As the first model to introduce a rear-illuminated full-frame sensor — just one of a long list of upgrades that must count as one of the most impressive feature sets in recent times — it’s not difficult to see why the Sony A7R II has caught the imagination of photographers around the world.
However, while the camera’s handling and other aspects of performance are obviously important, our conclusions, as always, are based predominantly on sensor performance. (For a discussion of the handling and other aspects of the camera’s performance, we suggest heading over to our friends at DPReview.)
In short, the Sony A7R II has the most impressive sensor performance that we’ve seen to date. Not only has Sony increased the pixel count over its predecessor the A7R, and that found in the rival Nikon D810, the company has increased the sensor’s low-light capabilities (color sensitivity and dynamic range) while maintaining similar dynamics at low ISOs.
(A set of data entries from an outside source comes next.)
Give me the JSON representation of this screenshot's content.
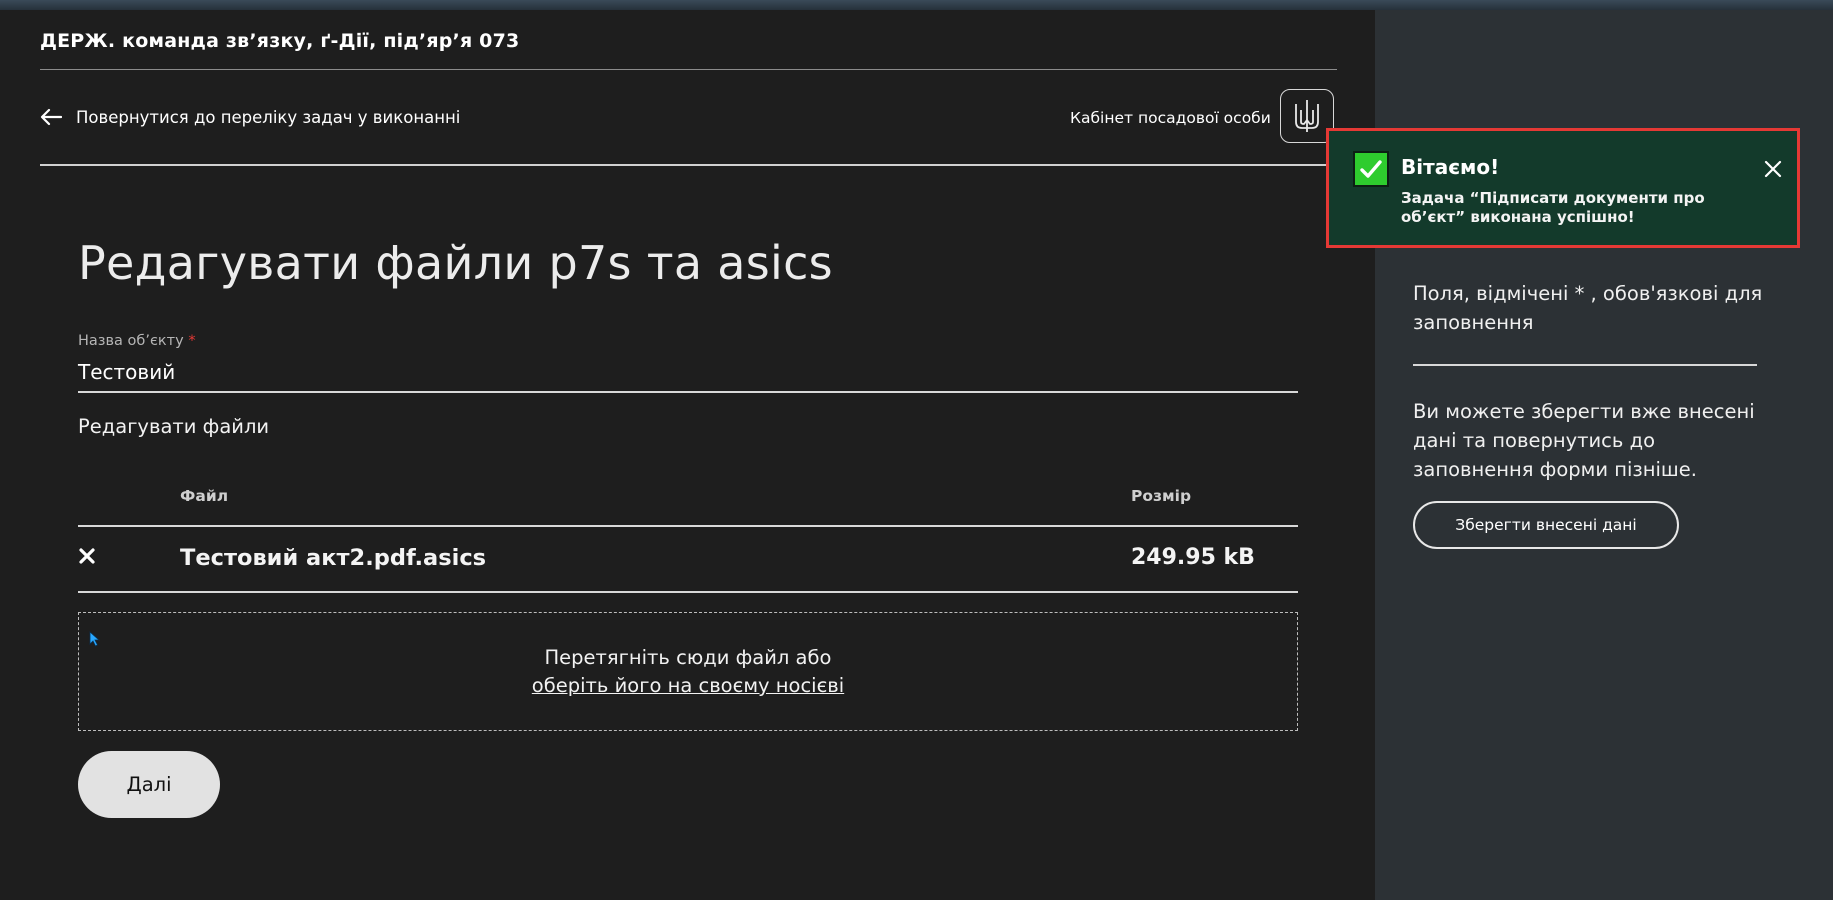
{
  "header": {
    "org_title": "ДЕРЖ. команда зв’язку, ґ-Дії, під’яр’я 073",
    "back_link": "Повернутися до переліку задач у виконанні",
    "cabinet": "Кабінет посадової особи"
  },
  "main": {
    "heading": "Редагувати файли p7s та asics",
    "object_field": {
      "label": "Назва об’єкту",
      "required_mark": "*",
      "value": "Тестовий"
    },
    "files_section": {
      "label": "Редагувати файли",
      "columns": {
        "file": "Файл",
        "size": "Розмір"
      },
      "rows": [
        {
          "name": "Тестовий акт2.pdf.asics",
          "size": "249.95 kB"
        }
      ]
    },
    "dropzone": {
      "text": "Перетягніть сюди файл або",
      "link": "оберіть його на своєму носієві"
    },
    "next_button": "Далі"
  },
  "sidebar": {
    "required_note": "Поля, відмічені * , обов'язкові для заповнення",
    "save_note": "Ви можете зберегти вже внесені дані та повернутись до заповнення форми пізніше.",
    "save_button": "Зберегти внесені дані"
  },
  "toast": {
    "title": "Вітаємо!",
    "message": "Задача “Підписати документи про об’єкт” виконана успішно!"
  },
  "colors": {
    "toast_bg": "#133a2b",
    "toast_border": "#e53935",
    "check_green": "#2ecc2e",
    "required_red": "#e53935"
  },
  "icons": [
    "arrow-left-icon",
    "trident-emblem-icon",
    "remove-x-icon",
    "mouse-cursor-icon",
    "checkmark-icon",
    "close-icon"
  ]
}
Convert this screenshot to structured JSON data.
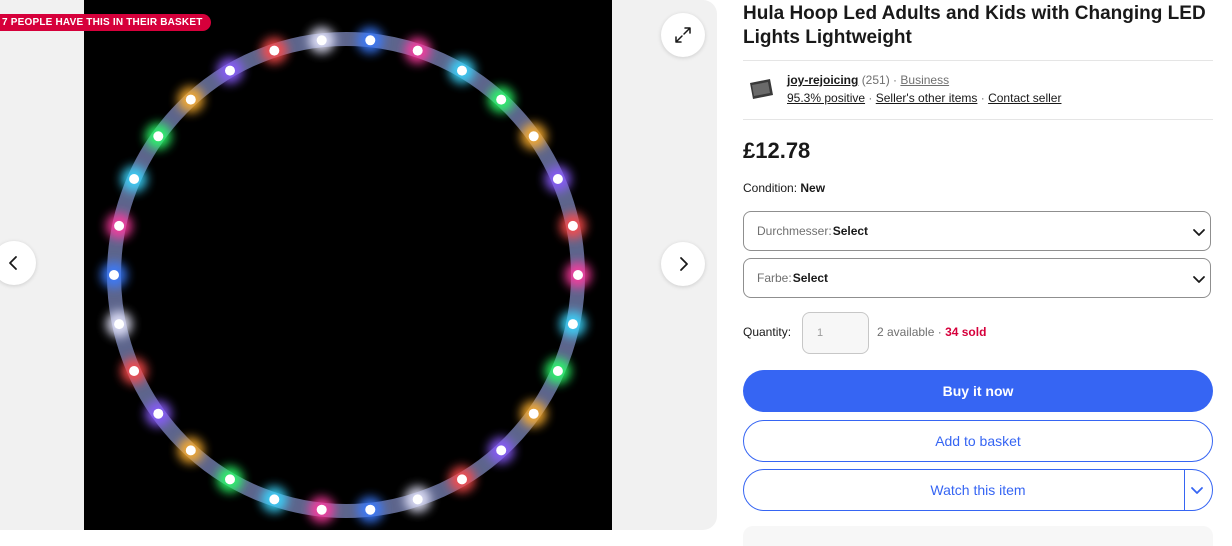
{
  "gallery": {
    "badge": "7 PEOPLE HAVE THIS IN THEIR BASKET",
    "icons": {
      "prev": "chevron-left-icon",
      "next": "chevron-right-icon",
      "expand": "expand-icon"
    },
    "led_colors": [
      "#ff3aa0",
      "#3ad7ff",
      "#2bff6a",
      "#ffb02e",
      "#8a5bff",
      "#ff4b4b",
      "#e8e8ff",
      "#3a7bff"
    ]
  },
  "listing": {
    "title": "Hula Hoop Led Adults and Kids with Changing LED Lights Lightweight",
    "seller": {
      "name": "joy-rejoicing",
      "feedback_count": "(251)",
      "type": "Business",
      "positive": "95.3% positive",
      "other_items": "Seller's other items",
      "contact": "Contact seller"
    },
    "price": "£12.78",
    "condition_label": "Condition:",
    "condition_value": "New",
    "options": [
      {
        "label": "Durchmesser:",
        "value": "Select"
      },
      {
        "label": "Farbe:",
        "value": "Select"
      }
    ],
    "quantity": {
      "label": "Quantity:",
      "value": "1",
      "available": "2 available",
      "sold": "34 sold"
    },
    "buttons": {
      "buy_now": "Buy it now",
      "add_to_basket": "Add to basket",
      "watch": "Watch this item"
    }
  },
  "colors": {
    "accent": "#3665f3",
    "badge": "#d6003b",
    "sold": "#d6003b"
  }
}
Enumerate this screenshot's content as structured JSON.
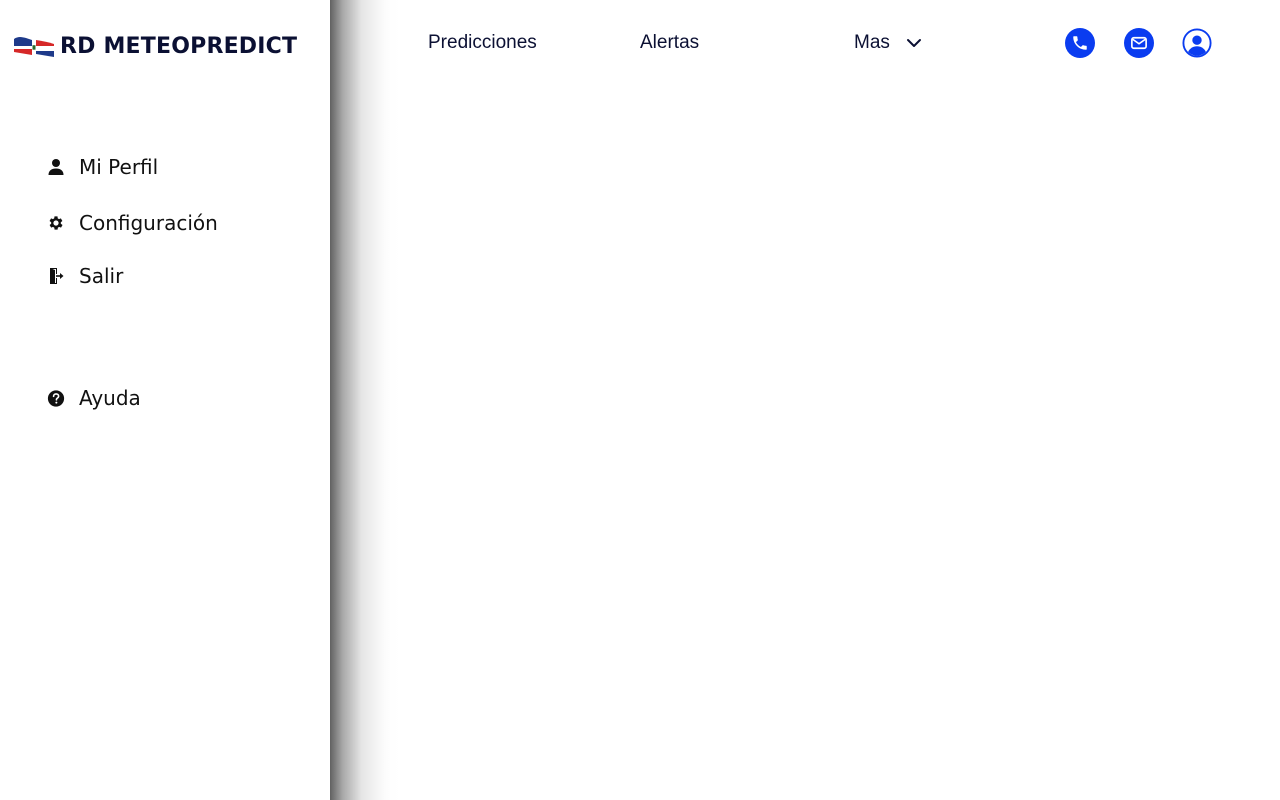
{
  "brand": {
    "name": "RD METEOPREDICT",
    "flag_colors": {
      "blue": "#1e3a8a",
      "red": "#d62828",
      "white": "#ffffff"
    }
  },
  "nav": {
    "items": [
      {
        "label": "Predicciones"
      },
      {
        "label": "Alertas"
      },
      {
        "label": "Mas"
      }
    ],
    "icons": [
      "phone-icon",
      "mail-icon",
      "user-profile-icon"
    ]
  },
  "sidebar": {
    "items": [
      {
        "label": "Mi Perfil",
        "icon": "user-icon"
      },
      {
        "label": "Configuración",
        "icon": "gear-icon"
      },
      {
        "label": "Salir",
        "icon": "logout-icon"
      },
      {
        "label": "Ayuda",
        "icon": "help-icon"
      }
    ]
  },
  "colors": {
    "accent": "#0a3cf0",
    "text_dark": "#0b1033",
    "background": "#ffffff"
  }
}
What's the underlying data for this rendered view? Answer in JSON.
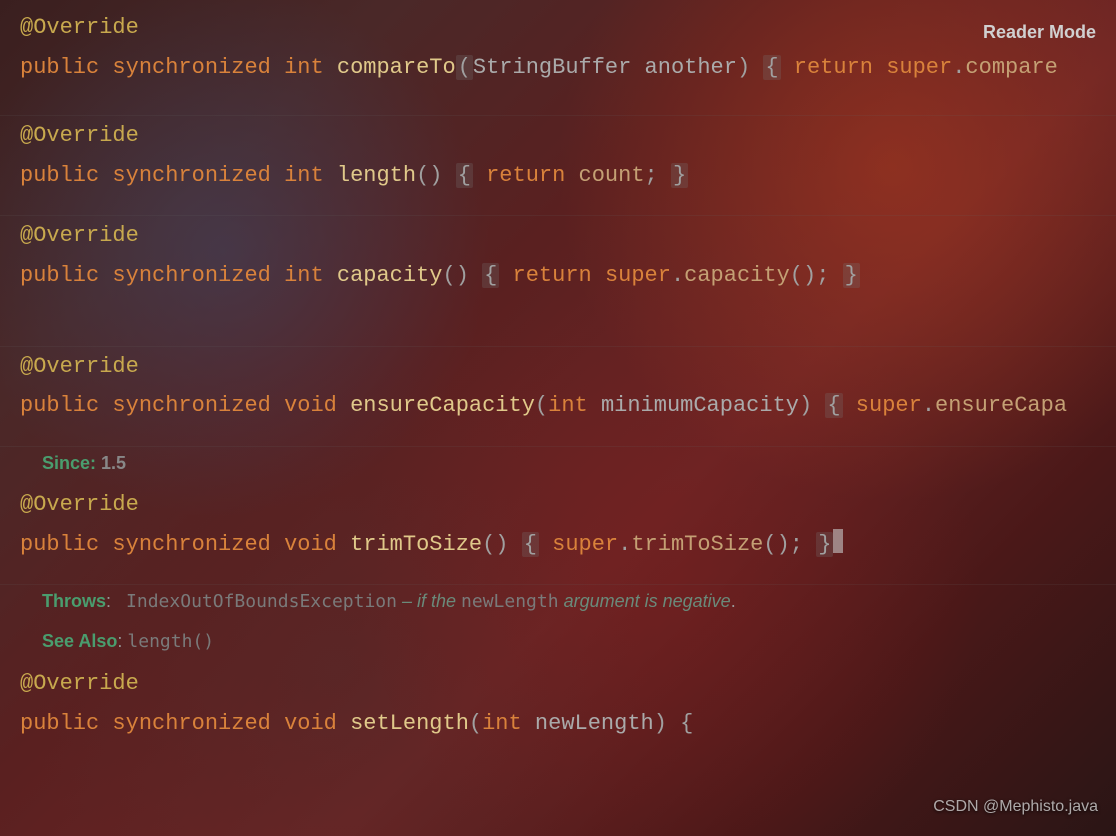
{
  "ui": {
    "reader_mode": "Reader Mode",
    "watermark": "CSDN @Mephisto.java"
  },
  "tokens": {
    "annotation": "@Override",
    "public": "public",
    "synchronized": "synchronized",
    "int": "int",
    "void": "void",
    "return": "return",
    "super": "super",
    "lparen": "(",
    "rparen": ")",
    "lbrace": "{",
    "rbrace": "}",
    "semi": ";",
    "dot": ".",
    "parens": "()"
  },
  "methods": {
    "compareTo": {
      "name": "compareTo",
      "param_type": "StringBuffer",
      "param_name": "another",
      "call": "compare"
    },
    "length": {
      "name": "length",
      "ret_value": "count"
    },
    "capacity": {
      "name": "capacity",
      "call": "capacity"
    },
    "ensureCapacity": {
      "name": "ensureCapacity",
      "param_type": "int",
      "param_name": "minimumCapacity",
      "call": "ensureCapa"
    },
    "trimToSize": {
      "name": "trimToSize",
      "call": "trimToSize"
    },
    "setLength": {
      "name": "setLength",
      "param_type": "int",
      "param_name": "newLength"
    }
  },
  "docs": {
    "since_label": "Since: ",
    "since_value": "1.5",
    "throws_label": "Throws",
    "throws_colon": ":",
    "throws_exception": "IndexOutOfBoundsException",
    "throws_dash": " – if the ",
    "throws_param": "newLength",
    "throws_rest": " argument is negative",
    "throws_period": ".",
    "seealso_label": "See Also",
    "seealso_colon": ": ",
    "seealso_link": "length()"
  }
}
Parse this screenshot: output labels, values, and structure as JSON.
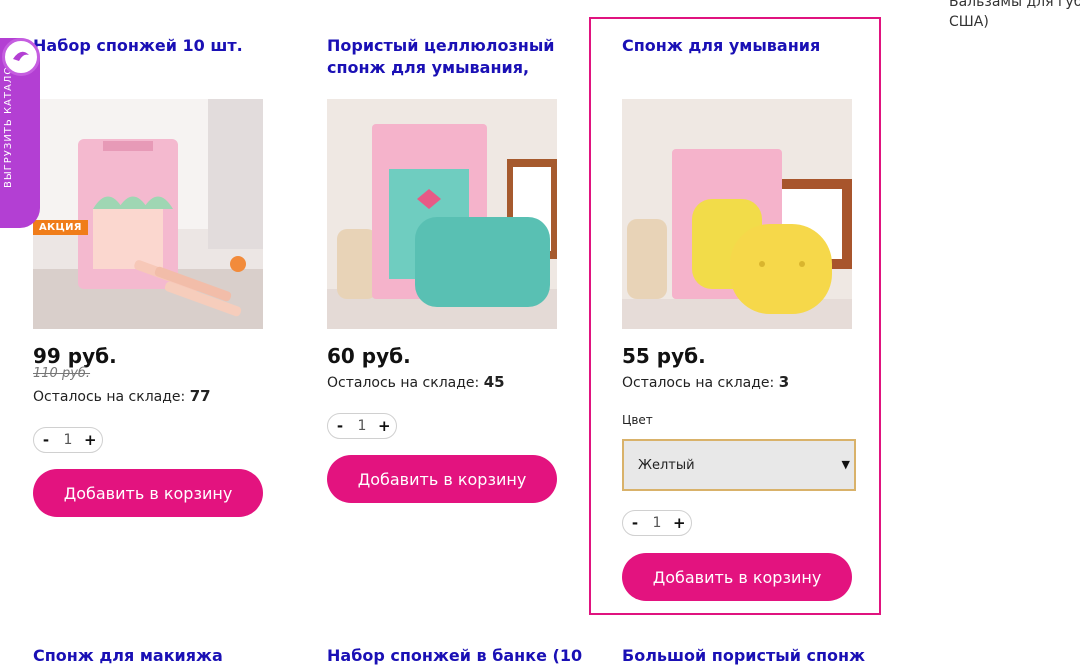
{
  "side_text": {
    "line1": "Бальзамы для губ (",
    "line2": "США)"
  },
  "catalog_tab": {
    "label": "ВЫГРУЗИТЬ КАТАЛОГ"
  },
  "products": [
    {
      "title": "Набор спонжей 10 шт.",
      "badge": "АКЦИЯ",
      "price": "99 руб.",
      "old_price": "110 руб.",
      "stock_label": "Осталось на складе:",
      "stock_value": "77",
      "qty": "1",
      "minus": "-",
      "plus": "+",
      "cart_label": "Добавить в корзину"
    },
    {
      "title": "Пористый целлюлозный спонж для умывания,",
      "price": "60 руб.",
      "stock_label": "Осталось на складе:",
      "stock_value": "45",
      "qty": "1",
      "minus": "-",
      "plus": "+",
      "cart_label": "Добавить в корзину"
    },
    {
      "title": "Спонж для умывания",
      "price": "55 руб.",
      "stock_label": "Осталось на складе:",
      "stock_value": "3",
      "color_label": "Цвет",
      "color_value": "Желтый",
      "qty": "1",
      "minus": "-",
      "plus": "+",
      "cart_label": "Добавить в корзину"
    }
  ],
  "next_row_titles": [
    "Спонж для макияжа",
    "Набор спонжей в банке (10",
    "Большой пористый спонж"
  ],
  "colors": {
    "title": "#1a10b5",
    "accent": "#e3137f",
    "catalog": "#b33fd3",
    "badge": "#f07d1a"
  }
}
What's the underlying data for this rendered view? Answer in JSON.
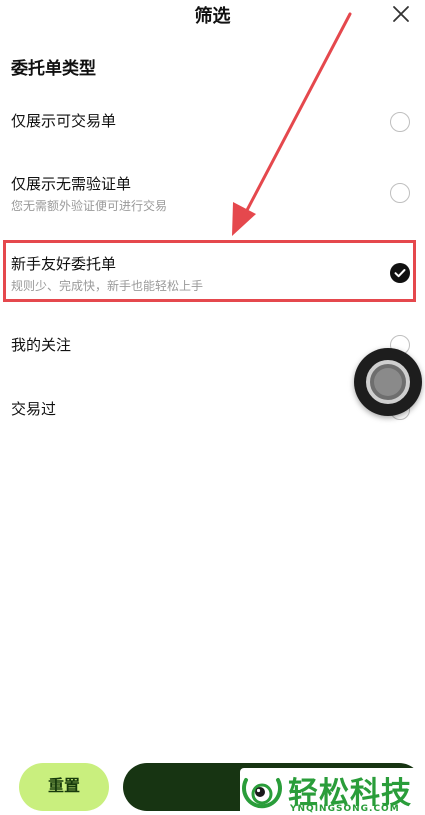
{
  "header": {
    "title": "筛选",
    "close_icon": "close-icon"
  },
  "section": {
    "title": "委托单类型"
  },
  "options": [
    {
      "label": "仅展示可交易单",
      "sub": "",
      "checked": false
    },
    {
      "label": "仅展示无需验证单",
      "sub": "您无需额外验证便可进行交易",
      "checked": false
    },
    {
      "label": "新手友好委托单",
      "sub": "规则少、完成快，新手也能轻松上手",
      "checked": true
    },
    {
      "label": "我的关注",
      "sub": "",
      "checked": false
    },
    {
      "label": "交易过",
      "sub": "",
      "checked": false
    }
  ],
  "footer": {
    "reset_label": "重置",
    "confirm_label": ""
  },
  "watermark": {
    "text": "轻松科技",
    "sub": "YNQINGSONG.COM"
  },
  "colors": {
    "accent_green": "#c9ef7e",
    "confirm_dark": "#173412",
    "annotation_red": "#e5484d",
    "watermark_green": "#2a9d3a"
  }
}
Not only does this epitomize a significant advance over existing proprietary designs, but it also represents a serious challenge to Canon, whose full-frame sensors matched recent Sony models in performance at high ISOs.